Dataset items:
◇ ◇ ◇ ◇

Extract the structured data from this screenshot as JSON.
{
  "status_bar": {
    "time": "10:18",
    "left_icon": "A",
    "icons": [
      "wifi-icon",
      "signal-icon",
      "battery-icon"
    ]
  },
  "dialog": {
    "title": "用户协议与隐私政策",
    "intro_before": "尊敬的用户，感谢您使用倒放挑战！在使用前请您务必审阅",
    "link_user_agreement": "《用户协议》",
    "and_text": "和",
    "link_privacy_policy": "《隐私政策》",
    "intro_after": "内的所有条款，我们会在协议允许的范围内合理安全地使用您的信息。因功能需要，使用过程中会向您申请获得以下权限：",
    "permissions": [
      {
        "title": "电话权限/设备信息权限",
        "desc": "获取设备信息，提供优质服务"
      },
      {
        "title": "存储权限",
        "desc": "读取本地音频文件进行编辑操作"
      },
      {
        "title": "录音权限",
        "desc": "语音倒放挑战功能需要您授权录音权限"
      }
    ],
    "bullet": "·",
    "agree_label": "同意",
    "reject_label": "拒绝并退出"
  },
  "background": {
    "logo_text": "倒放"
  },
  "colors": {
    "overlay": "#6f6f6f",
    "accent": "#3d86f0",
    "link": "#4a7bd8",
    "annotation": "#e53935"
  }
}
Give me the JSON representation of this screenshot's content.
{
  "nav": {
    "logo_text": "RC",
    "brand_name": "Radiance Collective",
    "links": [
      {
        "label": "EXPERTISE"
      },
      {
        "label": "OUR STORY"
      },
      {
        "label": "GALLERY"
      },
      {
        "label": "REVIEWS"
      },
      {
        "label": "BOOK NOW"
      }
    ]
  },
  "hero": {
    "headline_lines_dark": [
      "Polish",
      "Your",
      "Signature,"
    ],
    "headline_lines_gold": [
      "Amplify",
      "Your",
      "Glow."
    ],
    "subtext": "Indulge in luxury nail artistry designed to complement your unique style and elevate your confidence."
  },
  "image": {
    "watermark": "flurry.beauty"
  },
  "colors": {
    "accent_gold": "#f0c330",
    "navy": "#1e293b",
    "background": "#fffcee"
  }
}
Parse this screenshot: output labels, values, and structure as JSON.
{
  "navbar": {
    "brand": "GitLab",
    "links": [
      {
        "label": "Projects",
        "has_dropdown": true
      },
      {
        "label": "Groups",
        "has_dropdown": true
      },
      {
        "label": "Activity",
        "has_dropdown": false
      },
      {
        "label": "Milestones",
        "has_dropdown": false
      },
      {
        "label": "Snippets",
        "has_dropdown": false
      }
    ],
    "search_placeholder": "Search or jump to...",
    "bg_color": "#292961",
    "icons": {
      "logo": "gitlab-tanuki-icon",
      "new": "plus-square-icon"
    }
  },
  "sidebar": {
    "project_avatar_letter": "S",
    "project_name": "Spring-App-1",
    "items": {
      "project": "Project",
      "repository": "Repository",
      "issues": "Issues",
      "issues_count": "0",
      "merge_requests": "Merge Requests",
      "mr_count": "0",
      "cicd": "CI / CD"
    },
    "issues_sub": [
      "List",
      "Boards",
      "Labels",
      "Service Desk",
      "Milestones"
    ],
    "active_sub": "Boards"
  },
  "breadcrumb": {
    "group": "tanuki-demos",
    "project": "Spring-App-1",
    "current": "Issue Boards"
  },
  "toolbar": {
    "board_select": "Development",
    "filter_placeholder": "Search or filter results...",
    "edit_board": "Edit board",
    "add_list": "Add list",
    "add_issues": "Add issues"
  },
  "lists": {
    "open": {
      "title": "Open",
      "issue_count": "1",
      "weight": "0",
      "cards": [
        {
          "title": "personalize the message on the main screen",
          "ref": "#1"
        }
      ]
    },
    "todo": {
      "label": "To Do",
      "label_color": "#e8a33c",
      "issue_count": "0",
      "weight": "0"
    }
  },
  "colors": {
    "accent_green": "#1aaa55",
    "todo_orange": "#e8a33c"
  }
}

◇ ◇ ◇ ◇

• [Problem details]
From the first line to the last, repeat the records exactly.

• [Answer for the task]
Extract the structured data from this screenshot as JSON.
{
  "status_bar": {
    "time": "10:18",
    "left_icon": "A",
    "icons": [
      "wifi-icon",
      "signal-icon",
      "battery-icon"
    ]
  },
  "dialog": {
    "title": "用户协议与隐私政策",
    "intro_before": "尊敬的用户，感谢您使用倒放挑战！在使用前请您务必审阅",
    "link_user_agreement": "《用户协议》",
    "and_text": "和",
    "link_privacy_policy": "《隐私政策》",
    "intro_after": "内的所有条款，我们会在协议允许的范围内合理安全地使用您的信息。因功能需要，使用过程中会向您申请获得以下权限：",
    "permissions": [
      {
        "title": "电话权限/设备信息权限",
        "desc": "获取设备信息，提供优质服务"
      },
      {
        "title": "存储权限",
        "desc": "读取本地音频文件进行编辑操作"
      },
      {
        "title": "录音权限",
        "desc": "语音倒放挑战功能需要您授权录音权限"
      }
    ],
    "bullet": "·",
    "agree_label": "同意",
    "reject_label": "拒绝并退出"
  },
  "background": {
    "logo_text": "倒放"
  },
  "colors": {
    "overlay": "#6f6f6f",
    "accent": "#3d86f0",
    "link": "#4a7bd8",
    "annotation": "#e53935"
  }
}
Give me the JSON representation of this screenshot's content.
{
  "nav": {
    "logo_text": "RC",
    "brand_name": "Radiance Collective",
    "links": [
      {
        "label": "EXPERTISE"
      },
      {
        "label": "OUR STORY"
      },
      {
        "label": "GALLERY"
      },
      {
        "label": "REVIEWS"
      },
      {
        "label": "BOOK NOW"
      }
    ]
  },
  "hero": {
    "headline_lines_dark": [
      "Polish",
      "Your",
      "Signature,"
    ],
    "headline_lines_gold": [
      "Amplify",
      "Your",
      "Glow."
    ],
    "subtext": "Indulge in luxury nail artistry designed to complement your unique style and elevate your confidence."
  },
  "image": {
    "watermark": "flurry.beauty"
  },
  "colors": {
    "accent_gold": "#f0c330",
    "navy": "#1e293b",
    "background": "#fffcee"
  }
}
Parse this screenshot: output labels, values, and structure as JSON.
{
  "navbar": {
    "brand": "GitLab",
    "links": [
      {
        "label": "Projects",
        "has_dropdown": true
      },
      {
        "label": "Groups",
        "has_dropdown": true
      },
      {
        "label": "Activity",
        "has_dropdown": false
      },
      {
        "label": "Milestones",
        "has_dropdown": false
      },
      {
        "label": "Snippets",
        "has_dropdown": false
      }
    ],
    "search_placeholder": "Search or jump to...",
    "bg_color": "#292961",
    "icons": {
      "logo": "gitlab-tanuki-icon",
      "new": "plus-square-icon"
    }
  },
  "sidebar": {
    "project_avatar_letter": "S",
    "project_name": "Spring-App-1",
    "items": {
      "project": "Project",
      "repository": "Repository",
      "issues": "Issues",
      "issues_count": "0",
      "merge_requests": "Merge Requests",
      "mr_count": "0",
      "cicd": "CI / CD"
    },
    "issues_sub": [
      "List",
      "Boards",
      "Labels",
      "Service Desk",
      "Milestones"
    ],
    "active_sub": "Boards"
  },
  "breadcrumb": {
    "group": "tanuki-demos",
    "project": "Spring-App-1",
    "current": "Issue Boards"
  },
  "toolbar": {
    "board_select": "Development",
    "filter_placeholder": "Search or filter results...",
    "edit_board": "Edit board",
    "add_list": "Add list",
    "add_issues": "Add issues"
  },
  "lists": {
    "open": {
      "title": "Open",
      "issue_count": "1",
      "weight": "0",
      "cards": [
        {
          "title": "personalize the message on the main screen",
          "ref": "#1"
        }
      ]
    },
    "todo": {
      "label": "To Do",
      "label_color": "#e8a33c",
      "issue_count": "0",
      "weight": "0"
    }
  },
  "colors": {
    "accent_green": "#1aaa55",
    "todo_orange": "#e8a33c"
  }
}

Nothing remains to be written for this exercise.